:: WHAT IS EXPECTED ::
With all pictures excluded, restate the records that follow exactly as written.

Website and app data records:

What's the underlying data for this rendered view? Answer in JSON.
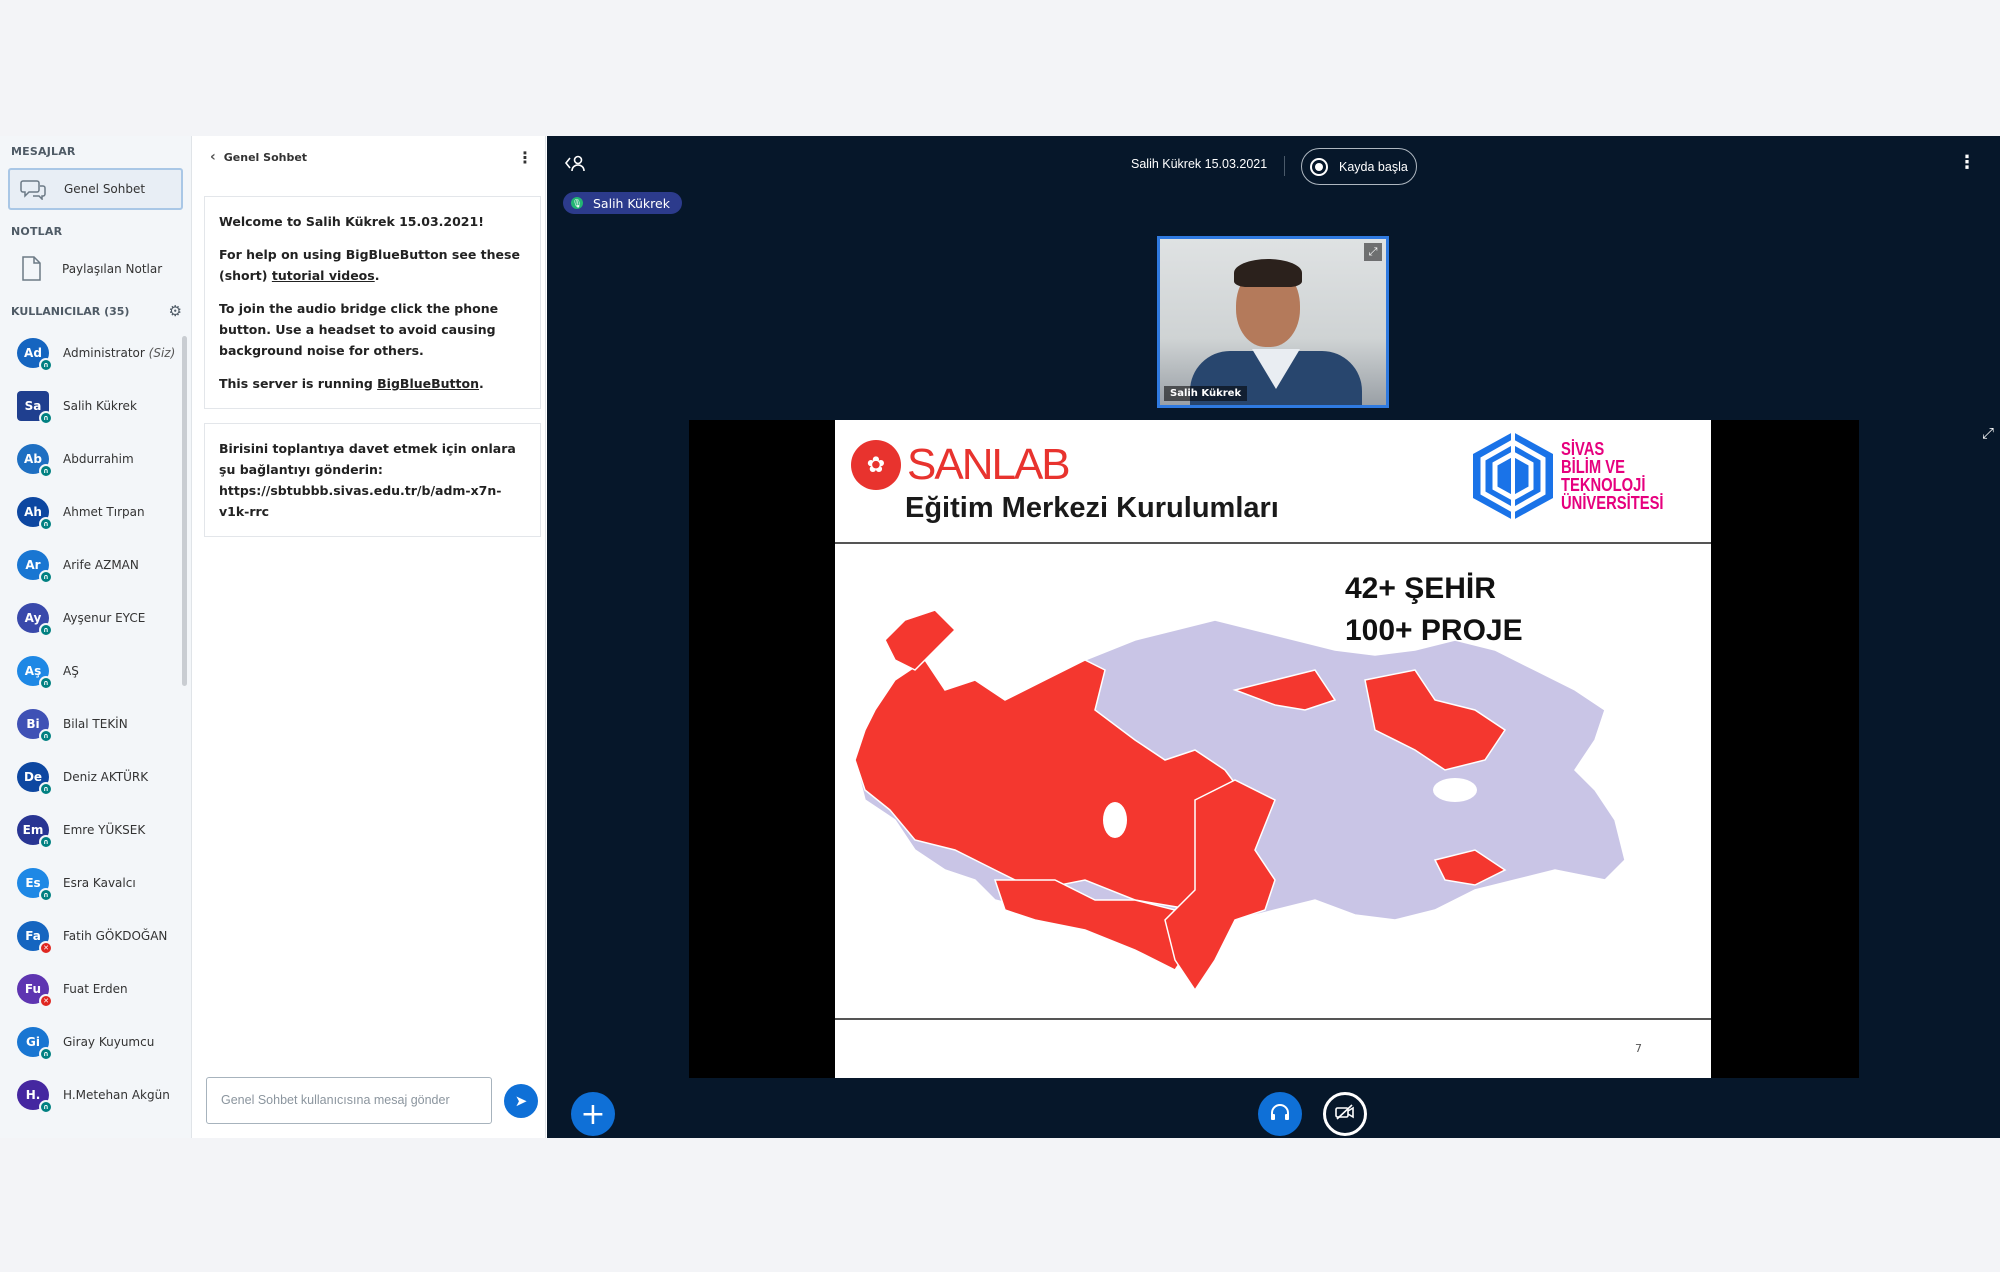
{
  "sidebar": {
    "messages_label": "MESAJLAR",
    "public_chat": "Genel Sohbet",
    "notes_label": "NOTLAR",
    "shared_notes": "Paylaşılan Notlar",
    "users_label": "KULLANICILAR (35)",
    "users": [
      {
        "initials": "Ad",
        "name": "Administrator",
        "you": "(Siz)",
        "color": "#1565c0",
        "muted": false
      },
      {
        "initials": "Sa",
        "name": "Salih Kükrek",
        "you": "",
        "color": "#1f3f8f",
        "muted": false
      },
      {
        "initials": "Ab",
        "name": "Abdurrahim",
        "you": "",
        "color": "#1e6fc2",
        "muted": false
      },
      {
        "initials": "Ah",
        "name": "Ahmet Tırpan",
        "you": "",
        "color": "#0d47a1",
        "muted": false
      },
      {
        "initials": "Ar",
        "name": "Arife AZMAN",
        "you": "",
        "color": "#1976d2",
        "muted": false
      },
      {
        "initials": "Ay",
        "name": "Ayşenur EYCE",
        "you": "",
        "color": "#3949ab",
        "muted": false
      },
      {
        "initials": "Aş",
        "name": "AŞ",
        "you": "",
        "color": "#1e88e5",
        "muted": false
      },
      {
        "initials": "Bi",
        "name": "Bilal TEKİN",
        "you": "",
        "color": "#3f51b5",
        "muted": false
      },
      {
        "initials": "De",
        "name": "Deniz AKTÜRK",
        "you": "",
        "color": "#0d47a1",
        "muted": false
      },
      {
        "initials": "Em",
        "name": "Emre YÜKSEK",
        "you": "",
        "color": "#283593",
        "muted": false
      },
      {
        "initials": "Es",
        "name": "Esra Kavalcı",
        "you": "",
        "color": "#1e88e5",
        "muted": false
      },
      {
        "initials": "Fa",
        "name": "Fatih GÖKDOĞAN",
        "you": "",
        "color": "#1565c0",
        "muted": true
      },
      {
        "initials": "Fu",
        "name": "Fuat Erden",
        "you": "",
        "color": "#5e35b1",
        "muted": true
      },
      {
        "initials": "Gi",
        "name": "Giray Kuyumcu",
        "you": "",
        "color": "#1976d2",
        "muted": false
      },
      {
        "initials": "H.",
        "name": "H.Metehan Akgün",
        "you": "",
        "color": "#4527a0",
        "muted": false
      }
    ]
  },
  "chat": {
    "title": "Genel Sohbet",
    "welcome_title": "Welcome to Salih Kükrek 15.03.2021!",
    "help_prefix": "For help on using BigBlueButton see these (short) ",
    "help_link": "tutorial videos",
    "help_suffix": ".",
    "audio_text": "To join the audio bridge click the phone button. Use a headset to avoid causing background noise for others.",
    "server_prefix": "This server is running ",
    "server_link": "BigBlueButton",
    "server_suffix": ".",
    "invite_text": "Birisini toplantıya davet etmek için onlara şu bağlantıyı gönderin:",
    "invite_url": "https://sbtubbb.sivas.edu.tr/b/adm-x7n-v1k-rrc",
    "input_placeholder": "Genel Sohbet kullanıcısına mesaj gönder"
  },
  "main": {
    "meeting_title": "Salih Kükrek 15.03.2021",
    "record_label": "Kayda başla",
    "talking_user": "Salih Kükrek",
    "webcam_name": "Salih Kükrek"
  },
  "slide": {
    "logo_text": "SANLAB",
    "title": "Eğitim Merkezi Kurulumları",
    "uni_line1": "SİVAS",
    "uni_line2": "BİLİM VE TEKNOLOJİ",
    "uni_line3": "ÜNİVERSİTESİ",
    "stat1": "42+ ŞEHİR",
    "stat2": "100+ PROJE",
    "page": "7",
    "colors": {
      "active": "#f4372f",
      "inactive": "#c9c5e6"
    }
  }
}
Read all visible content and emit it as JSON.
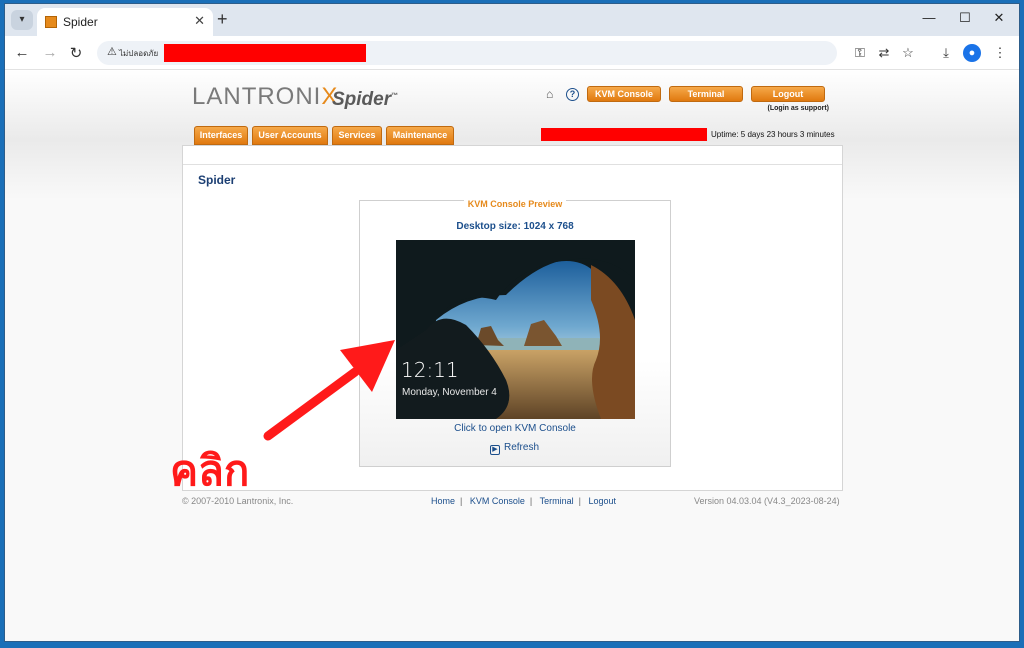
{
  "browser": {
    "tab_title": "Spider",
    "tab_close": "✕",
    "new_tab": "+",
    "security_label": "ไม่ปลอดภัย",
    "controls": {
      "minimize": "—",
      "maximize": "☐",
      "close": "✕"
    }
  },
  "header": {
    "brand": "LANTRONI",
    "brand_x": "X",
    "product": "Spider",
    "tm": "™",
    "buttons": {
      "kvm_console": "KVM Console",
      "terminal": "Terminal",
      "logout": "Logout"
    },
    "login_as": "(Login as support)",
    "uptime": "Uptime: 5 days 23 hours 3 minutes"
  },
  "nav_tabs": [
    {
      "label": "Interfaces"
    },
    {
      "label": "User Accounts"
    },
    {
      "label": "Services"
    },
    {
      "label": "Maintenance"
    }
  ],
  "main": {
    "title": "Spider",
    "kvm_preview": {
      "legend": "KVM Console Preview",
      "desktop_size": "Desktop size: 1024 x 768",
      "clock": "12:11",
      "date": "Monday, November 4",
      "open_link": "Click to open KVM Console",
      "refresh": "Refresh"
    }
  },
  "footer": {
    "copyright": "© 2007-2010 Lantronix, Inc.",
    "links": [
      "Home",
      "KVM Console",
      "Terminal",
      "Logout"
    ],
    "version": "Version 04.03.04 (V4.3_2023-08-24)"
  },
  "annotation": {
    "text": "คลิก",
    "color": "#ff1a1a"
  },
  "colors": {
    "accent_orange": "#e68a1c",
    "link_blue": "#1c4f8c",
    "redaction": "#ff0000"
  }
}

:: YOUR SOLUTION ::
What's the underlying data for this rendered view? Answer in JSON.
{
  "sidebar": {
    "messages_label": "MESAJLAR",
    "public_chat": "Genel Sohbet",
    "notes_label": "NOTLAR",
    "shared_notes": "Paylaşılan Notlar",
    "users_label": "KULLANICILAR (35)",
    "users": [
      {
        "initials": "Ad",
        "name": "Administrator",
        "you": "(Siz)",
        "color": "#1565c0",
        "muted": false
      },
      {
        "initials": "Sa",
        "name": "Salih Kükrek",
        "you": "",
        "color": "#1f3f8f",
        "muted": false
      },
      {
        "initials": "Ab",
        "name": "Abdurrahim",
        "you": "",
        "color": "#1e6fc2",
        "muted": false
      },
      {
        "initials": "Ah",
        "name": "Ahmet Tırpan",
        "you": "",
        "color": "#0d47a1",
        "muted": false
      },
      {
        "initials": "Ar",
        "name": "Arife AZMAN",
        "you": "",
        "color": "#1976d2",
        "muted": false
      },
      {
        "initials": "Ay",
        "name": "Ayşenur EYCE",
        "you": "",
        "color": "#3949ab",
        "muted": false
      },
      {
        "initials": "Aş",
        "name": "AŞ",
        "you": "",
        "color": "#1e88e5",
        "muted": false
      },
      {
        "initials": "Bi",
        "name": "Bilal TEKİN",
        "you": "",
        "color": "#3f51b5",
        "muted": false
      },
      {
        "initials": "De",
        "name": "Deniz AKTÜRK",
        "you": "",
        "color": "#0d47a1",
        "muted": false
      },
      {
        "initials": "Em",
        "name": "Emre YÜKSEK",
        "you": "",
        "color": "#283593",
        "muted": false
      },
      {
        "initials": "Es",
        "name": "Esra Kavalcı",
        "you": "",
        "color": "#1e88e5",
        "muted": false
      },
      {
        "initials": "Fa",
        "name": "Fatih GÖKDOĞAN",
        "you": "",
        "color": "#1565c0",
        "muted": true
      },
      {
        "initials": "Fu",
        "name": "Fuat Erden",
        "you": "",
        "color": "#5e35b1",
        "muted": true
      },
      {
        "initials": "Gi",
        "name": "Giray Kuyumcu",
        "you": "",
        "color": "#1976d2",
        "muted": false
      },
      {
        "initials": "H.",
        "name": "H.Metehan Akgün",
        "you": "",
        "color": "#4527a0",
        "muted": false
      }
    ]
  },
  "chat": {
    "title": "Genel Sohbet",
    "welcome_title": "Welcome to Salih Kükrek 15.03.2021!",
    "help_prefix": "For help on using BigBlueButton see these (short) ",
    "help_link": "tutorial videos",
    "help_suffix": ".",
    "audio_text": "To join the audio bridge click the phone button. Use a headset to avoid causing background noise for others.",
    "server_prefix": "This server is running ",
    "server_link": "BigBlueButton",
    "server_suffix": ".",
    "invite_text": "Birisini toplantıya davet etmek için onlara şu bağlantıyı gönderin:",
    "invite_url": "https://sbtubbb.sivas.edu.tr/b/adm-x7n-v1k-rrc",
    "input_placeholder": "Genel Sohbet kullanıcısına mesaj gönder"
  },
  "main": {
    "meeting_title": "Salih Kükrek 15.03.2021",
    "record_label": "Kayda başla",
    "talking_user": "Salih Kükrek",
    "webcam_name": "Salih Kükrek"
  },
  "slide": {
    "logo_text": "SANLAB",
    "title": "Eğitim Merkezi Kurulumları",
    "uni_line1": "SİVAS",
    "uni_line2": "BİLİM VE TEKNOLOJİ",
    "uni_line3": "ÜNİVERSİTESİ",
    "stat1": "42+ ŞEHİR",
    "stat2": "100+ PROJE",
    "page": "7",
    "colors": {
      "active": "#f4372f",
      "inactive": "#c9c5e6"
    }
  }
}
Read all visible content and emit it as JSON.
{
  "browser": {
    "tab_title": "Spider",
    "tab_close": "✕",
    "new_tab": "+",
    "security_label": "ไม่ปลอดภัย",
    "controls": {
      "minimize": "—",
      "maximize": "☐",
      "close": "✕"
    }
  },
  "header": {
    "brand": "LANTRONI",
    "brand_x": "X",
    "product": "Spider",
    "tm": "™",
    "buttons": {
      "kvm_console": "KVM Console",
      "terminal": "Terminal",
      "logout": "Logout"
    },
    "login_as": "(Login as support)",
    "uptime": "Uptime: 5 days 23 hours 3 minutes"
  },
  "nav_tabs": [
    {
      "label": "Interfaces"
    },
    {
      "label": "User Accounts"
    },
    {
      "label": "Services"
    },
    {
      "label": "Maintenance"
    }
  ],
  "main": {
    "title": "Spider",
    "kvm_preview": {
      "legend": "KVM Console Preview",
      "desktop_size": "Desktop size: 1024 x 768",
      "clock": "12:11",
      "date": "Monday, November 4",
      "open_link": "Click to open KVM Console",
      "refresh": "Refresh"
    }
  },
  "footer": {
    "copyright": "© 2007-2010 Lantronix, Inc.",
    "links": [
      "Home",
      "KVM Console",
      "Terminal",
      "Logout"
    ],
    "version": "Version 04.03.04 (V4.3_2023-08-24)"
  },
  "annotation": {
    "text": "คลิก",
    "color": "#ff1a1a"
  },
  "colors": {
    "accent_orange": "#e68a1c",
    "link_blue": "#1c4f8c",
    "redaction": "#ff0000"
  }
}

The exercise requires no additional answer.